A College Student's Master Class in Insurance

(Welcome to New Responsibilities 101, we'll be your teachers.)

insurance guide for college students

Your child has graduated from high school and is headed off to college. What is a bittersweet but exciting time for your new graduate could be a little bit nerve-wracking for you. For the first time, your child—now a young adult--is going to have a new level of responsibility.

You are confident that you’ve done everything to teach your kid to make smart decisions and act responsibly. Still, there’s that small doubt about the temptations of college life and how your young adult will respond to the influences of others. Almost every college student makes mistakes, and you want yours to be protected.

From a financial standpoint, the solution to your dilemma is ensuring that you have the right insurances in place to protect you and your college student from losses.

Here are some options that could offer you the peace of mind you need.

Auto Insurance and College Students

college student insurance

College students are still relatively inexperienced drivers. Simply put, a campus filled with younger drivers means increased risk for accidents. Here are some things to consider about auto insurance for your college student.

Will your college student be able to have a car during freshman year?

On many campuses, first-year students who live on campus are prohibited from having a parking space allotted. If this rule applies at your kid’s college, you should still list them on your auto coverage while they are away at college.

What are your liability limits?

Liability coverage shields you if an injury or damage arises from a car accident. States mandate this coverage, but in most cases, the state minimum requirement is insufficient coverage. Increase your liability limits to the maximum you can afford to ensure you are covered if your college student does cause an accident.

This coverage provides bodily injury liability or the cost of medical expenses or lost wages of those involved in the accident. It also includes property damage liability, which pays the cost of repairing the other party’s vehicle or for other property damage.

Get under the umbrella

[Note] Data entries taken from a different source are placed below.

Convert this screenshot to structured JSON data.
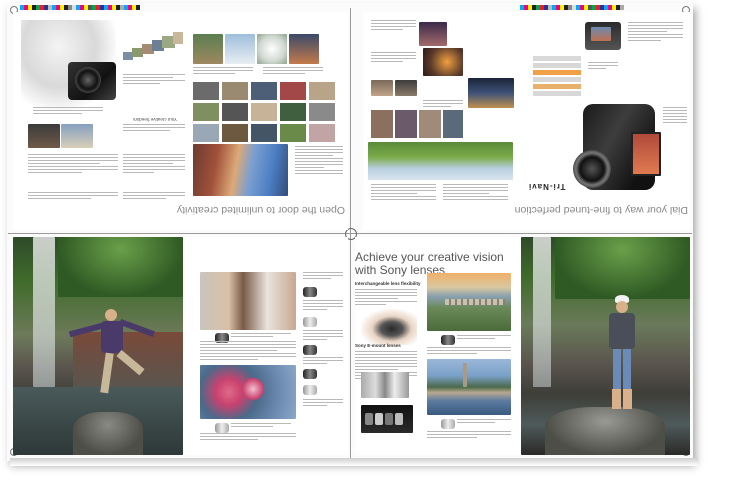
{
  "spread_top_left": {
    "heading": "Open the door to unlimited creativity",
    "sections": [
      "Take precise control",
      "Never miss the moment",
      "Your creative freedom",
      "Capture everything"
    ]
  },
  "spread_top_right": {
    "heading": "Dial your way to fine-tuned perfection",
    "sections": [
      "Tri-Navi",
      "Intuitive control"
    ]
  },
  "spread_bottom_right": {
    "heading_line1": "Achieve your creative vision",
    "heading_line2": "with Sony lenses",
    "subheads": [
      "Interchangeable lens flexibility",
      "Sony E-mount lenses"
    ]
  },
  "colors": {
    "sky": "#4d7fc4",
    "foliage": "#3f6b2a",
    "rock": "#5a554e",
    "flower": "#c9426e"
  }
}
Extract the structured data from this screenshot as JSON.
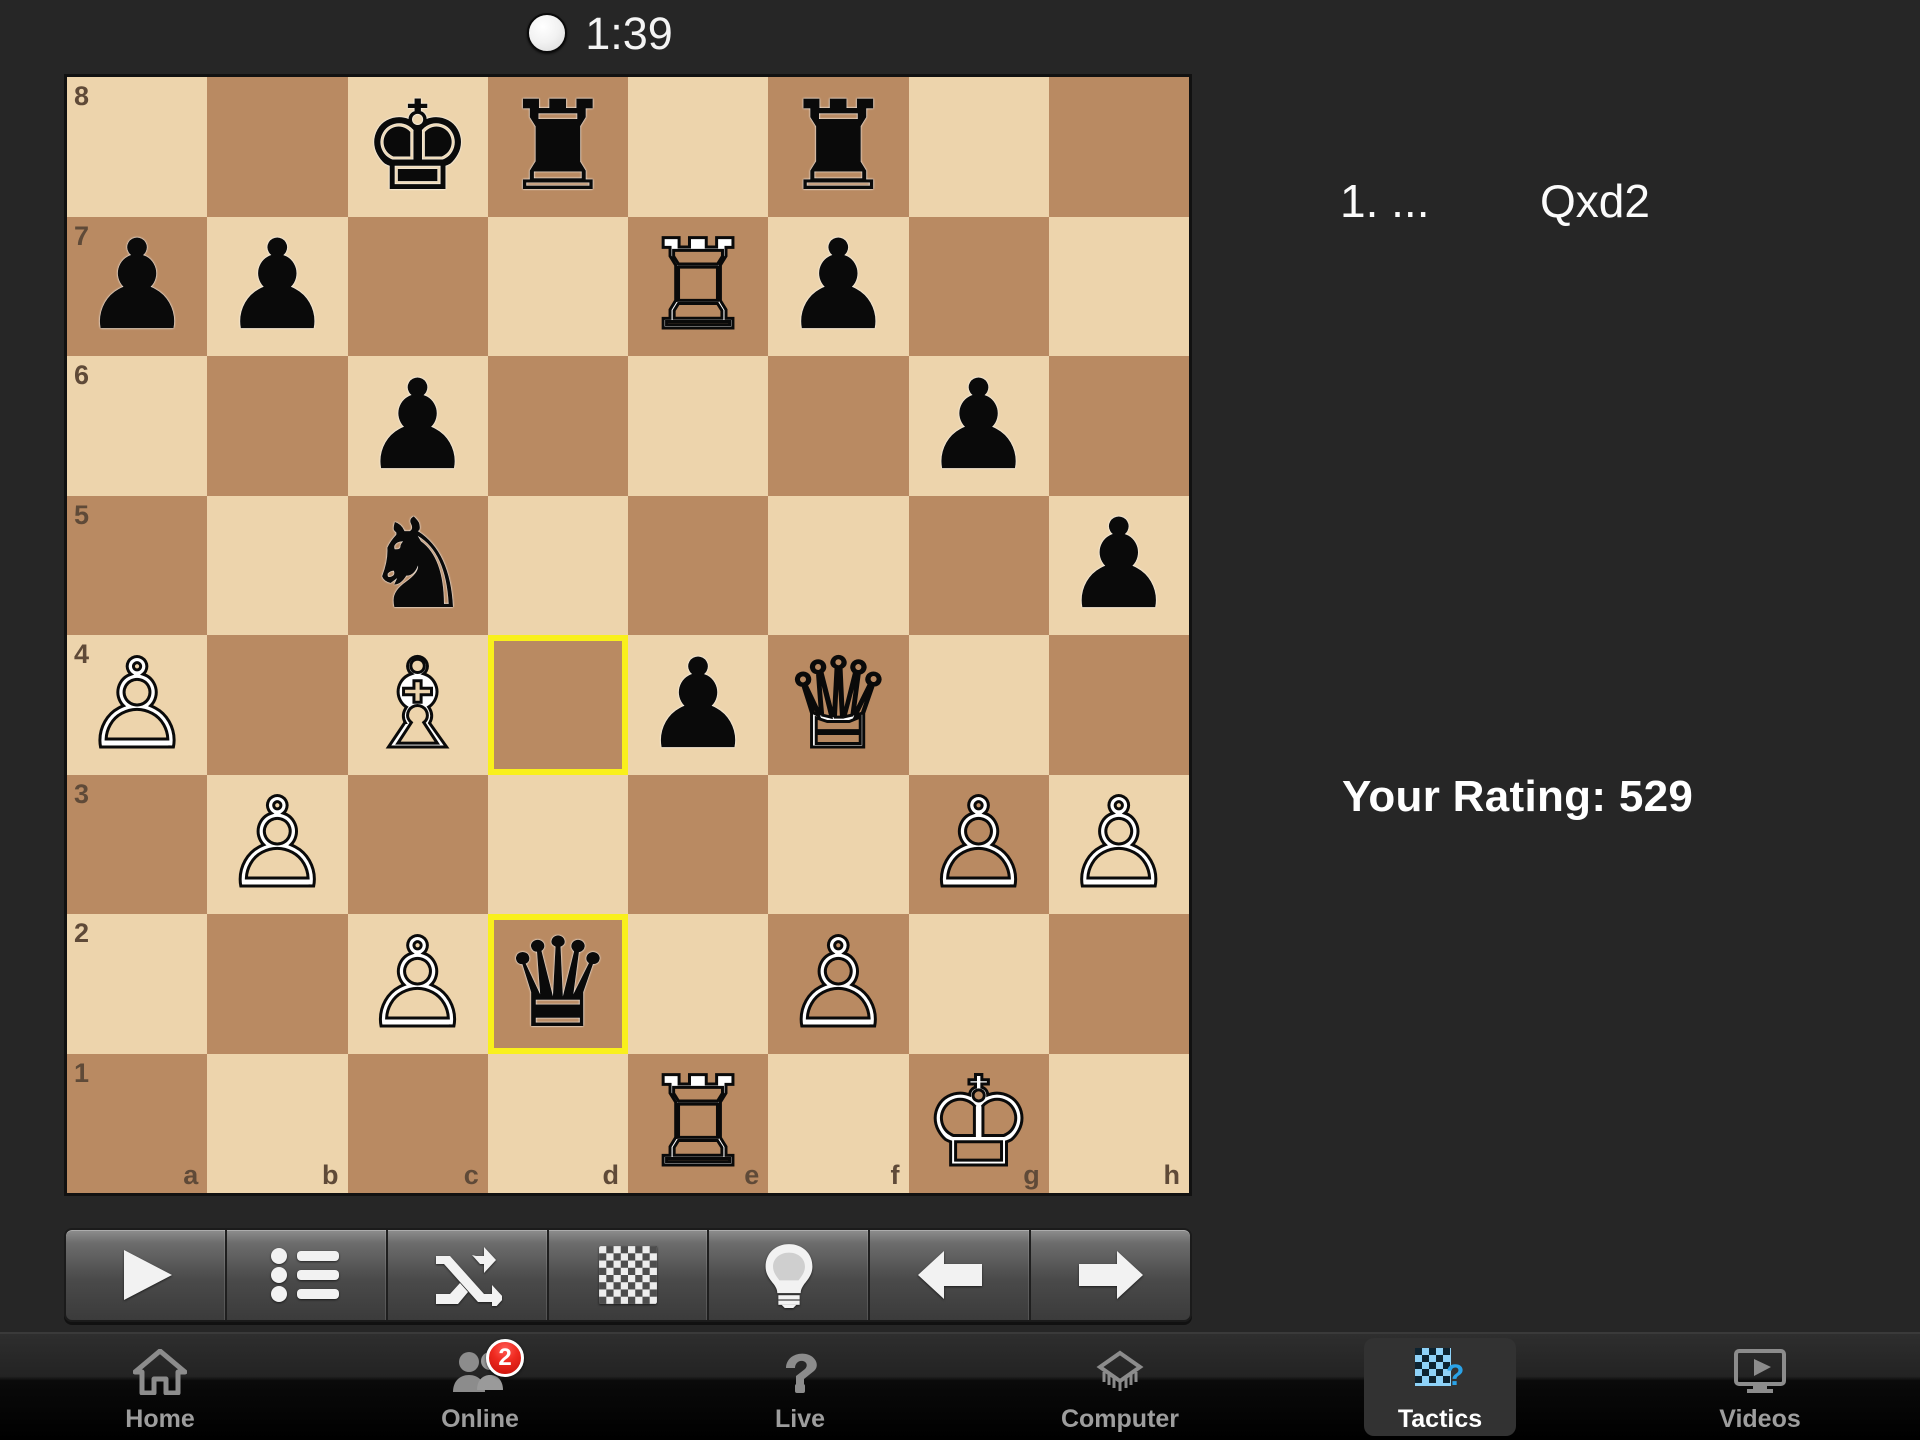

Finally, add an umbrella insurance policy that adds an extra layer of cushioning for your family. This coverage extends your liability if an accident maxes out your liability coverage.

Protect Their Belongings

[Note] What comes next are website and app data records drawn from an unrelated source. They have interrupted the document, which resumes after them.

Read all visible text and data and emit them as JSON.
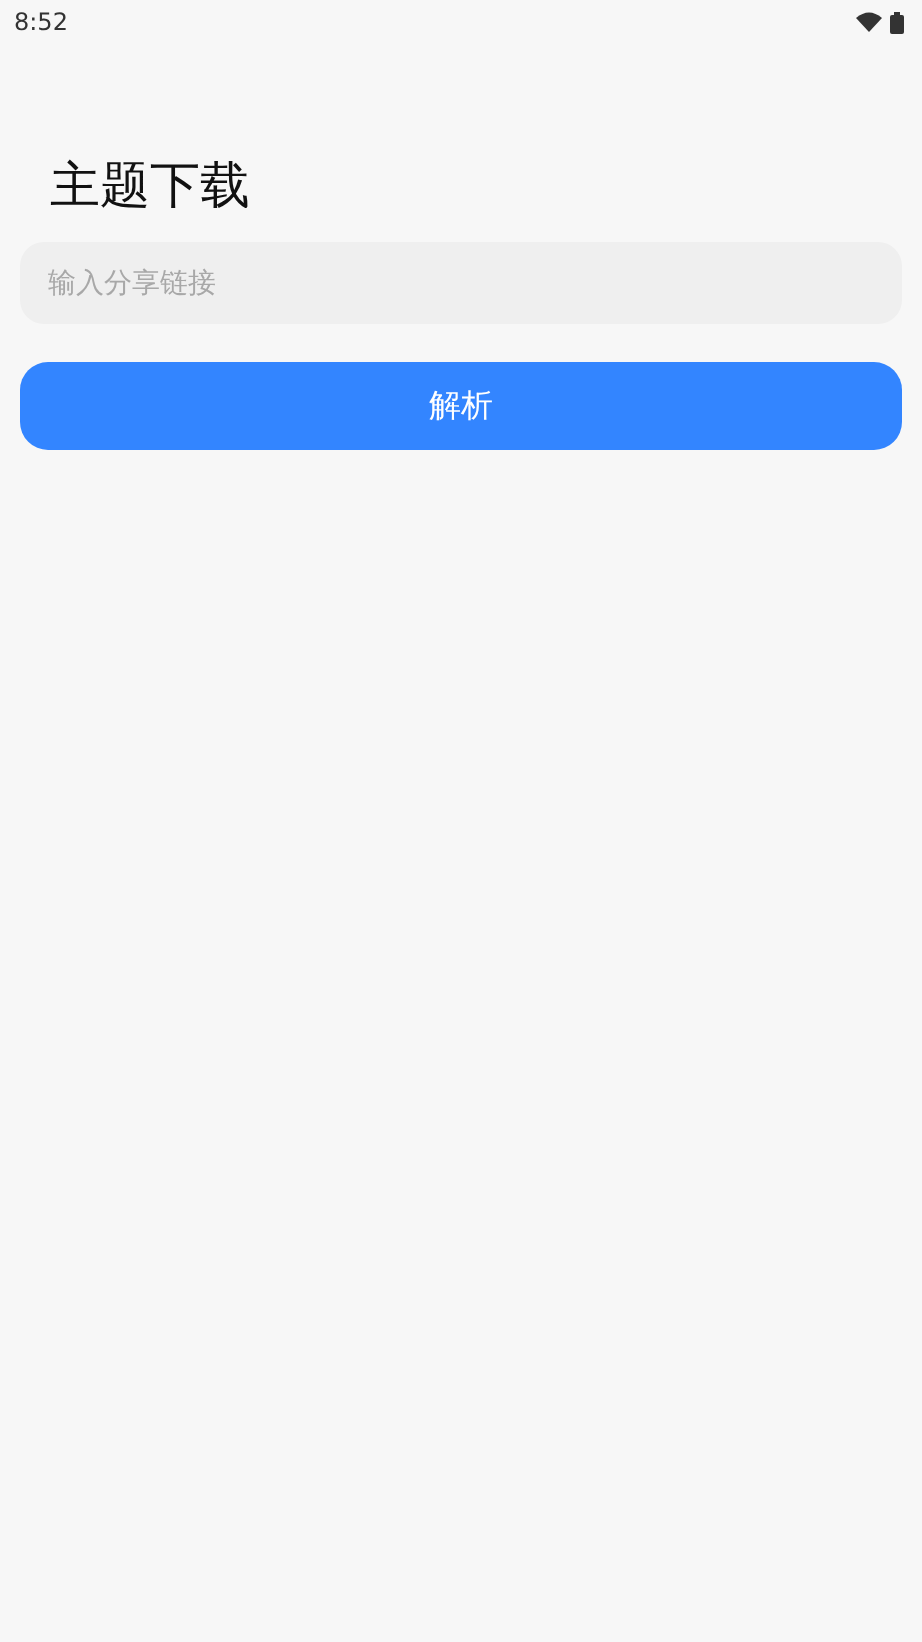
{
  "status_bar": {
    "time": "8:52"
  },
  "title": "主题下载",
  "link_field": {
    "placeholder": "输入分享链接"
  },
  "parse_button": {
    "label": "解析"
  }
}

college student guide to insurance

You might also be concerned with the security of the new college student’s belongings once out from under your roof.

In most cases, your homeowner’s policy will offer a sufficient amount of protection for “offsite personal property.” These are the items they take to their dorm room.

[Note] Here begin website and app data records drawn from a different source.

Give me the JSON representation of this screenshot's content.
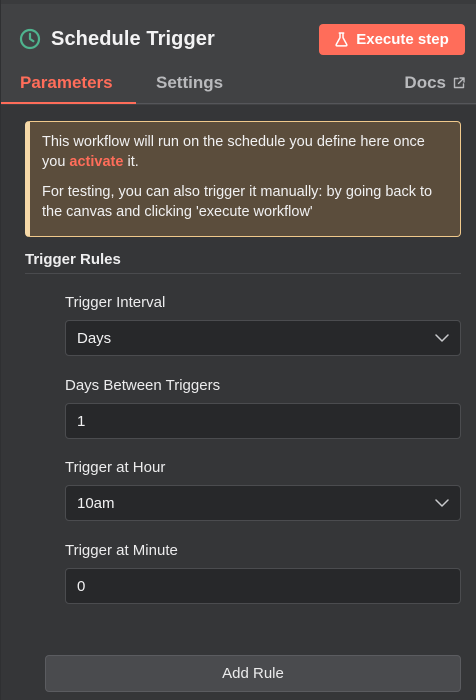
{
  "header": {
    "title": "Schedule Trigger",
    "execute_button": "Execute step",
    "icon": "clock-icon",
    "execute_icon": "flask-icon"
  },
  "tabs": {
    "parameters": "Parameters",
    "settings": "Settings",
    "docs": "Docs",
    "docs_icon": "external-link-icon",
    "active": "Parameters"
  },
  "notice": {
    "line1_before": "This workflow will run on the schedule you define here once you ",
    "link": "activate",
    "line1_after": " it.",
    "line2": "For testing, you can also trigger it manually: by going back to the canvas and clicking 'execute workflow'"
  },
  "section": {
    "title": "Trigger Rules"
  },
  "fields": {
    "interval": {
      "label": "Trigger Interval",
      "value": "Days"
    },
    "days_between": {
      "label": "Days Between Triggers",
      "value": "1"
    },
    "hour": {
      "label": "Trigger at Hour",
      "value": "10am"
    },
    "minute": {
      "label": "Trigger at Minute",
      "value": "0"
    }
  },
  "add_rule": "Add Rule",
  "colors": {
    "accent": "#ff6d5a",
    "panel_bg": "#414244",
    "body_bg": "#353638",
    "notice_bg": "#5b4d3c",
    "notice_border": "#f5d9a8"
  }
}
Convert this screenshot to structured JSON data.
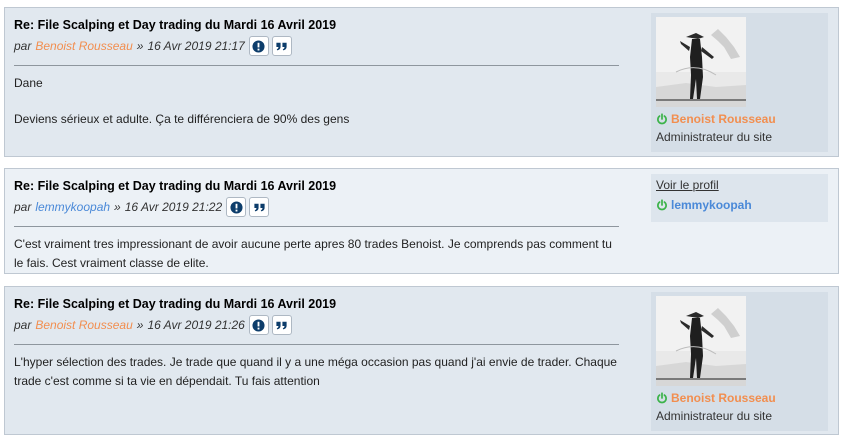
{
  "posts": [
    {
      "title": "Re: File Scalping et Day trading du Mardi 16 Avril 2019",
      "by": "par",
      "author": "Benoist Rousseau",
      "sep": "»",
      "date": "16 Avr 2019 21:17",
      "content": [
        "Dane",
        "Deviens sérieux et adulte. Ça te différenciera de 90% des gens"
      ],
      "profile": {
        "name": "Benoist Rousseau",
        "rank": "Administrateur du site"
      }
    },
    {
      "title": "Re: File Scalping et Day trading du Mardi 16 Avril 2019",
      "by": "par",
      "author": "lemmykoopah",
      "sep": "»",
      "date": "16 Avr 2019 21:22",
      "content": [
        "C'est vraiment tres impressionant de avoir aucune perte apres 80 trades Benoist. Je comprends pas comment tu le fais. Cest vraiment classe de elite."
      ],
      "profile": {
        "view_profile": "Voir le profil",
        "name": "lemmykoopah"
      }
    },
    {
      "title": "Re: File Scalping et Day trading du Mardi 16 Avril 2019",
      "by": "par",
      "author": "Benoist Rousseau",
      "sep": "»",
      "date": "16 Avr 2019 21:26",
      "content": [
        "L'hyper sélection des trades. Je trade que quand il y a une méga occasion pas quand j'ai envie de trader. Chaque trade c'est comme si ta vie en dépendait. Tu fais attention"
      ],
      "profile": {
        "name": "Benoist Rousseau",
        "rank": "Administrateur du site"
      }
    }
  ],
  "colors": {
    "admin_name": "#f28e4f",
    "user_name": "#4a89d8",
    "online_icon": "#3cb34a",
    "button_icon": "#0d3d6b"
  },
  "icons": [
    "info-report-icon",
    "quote-icon",
    "online-power-icon"
  ]
}
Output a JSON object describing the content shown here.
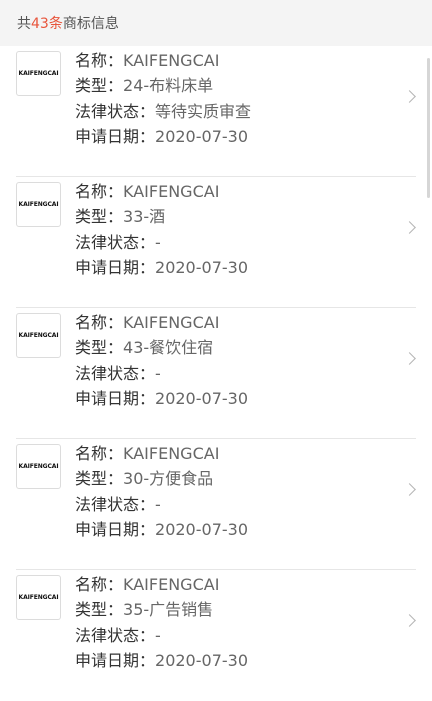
{
  "summary": {
    "prefix": "共",
    "count": "43条",
    "suffix": "商标信息"
  },
  "labels": {
    "name": "名称：",
    "type": "类型：",
    "status": "法律状态：",
    "date": "申请日期："
  },
  "trademarks": [
    {
      "logo_text": "KAIFENGCAI",
      "name": "KAIFENGCAI",
      "type": "24-布料床单",
      "status": "等待实质审查",
      "date": "2020-07-30"
    },
    {
      "logo_text": "KAIFENGCAI",
      "name": "KAIFENGCAI",
      "type": "33-酒",
      "status": "-",
      "date": "2020-07-30"
    },
    {
      "logo_text": "KAIFENGCAI",
      "name": "KAIFENGCAI",
      "type": "43-餐饮住宿",
      "status": "-",
      "date": "2020-07-30"
    },
    {
      "logo_text": "KAIFENGCAI",
      "name": "KAIFENGCAI",
      "type": "30-方便食品",
      "status": "-",
      "date": "2020-07-30"
    },
    {
      "logo_text": "KAIFENGCAI",
      "name": "KAIFENGCAI",
      "type": "35-广告销售",
      "status": "-",
      "date": "2020-07-30"
    }
  ],
  "icons": {
    "row_arrow": "chevron-right-icon"
  }
}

The level of protection that’s typically offered is based on a percentage of your contents coverage. It looks something like this.

Your homeowner’s policy includes coverage for up to $100,000 in contents coverage and provides for 10 percent of the total coverage for offsite contents. This gives your college student $10,000 of protection for their belongings.

Also, the student has the benefit of being covered under the liability portion of the parents’ homeowners policy. This protection covers your family member from damages if a friend or visitor to your child’s apartment has a slip and fall accident while they are away at college.

There is one caveat with homeowners insurance in these situations. The student must reside at the parents’ home primarily. In other words, they must be residing away from home temporarily (during the school terms) and live with you for the rest of the year. So, students who have moved out of the family home already will need to secure their own coverage.

Personal injury coverage

guide to insurance for college students

It’s also advisable for parents to add personal injury coverage to their existing homeowners’ policy when they have a child heading off to college. This additional plan protects from claims of defamation, libel, and slander.

Is your college student on social media continuously? Little do they probably know that they could be setting themselves up in a potentially sticky situation. Social media comments, even opinions, can be considered libel in some states. Even if your child does not mean malicious harm to another person, the legal fees could mount quickly in such a case.

Your local insurance agent is your family’s best resource for this coverage—and will know more about specifics in your state.

The Wrap-Up

Your child’s now a young adult who is about to venture off and explore the world away from your watchful eye. While you can’t be there with them, you can protect them by providing insurance that will help keep them on the fast track to a successful college career.

Share this page on Twitter Share this page on Facebook Share this page on LinkedIn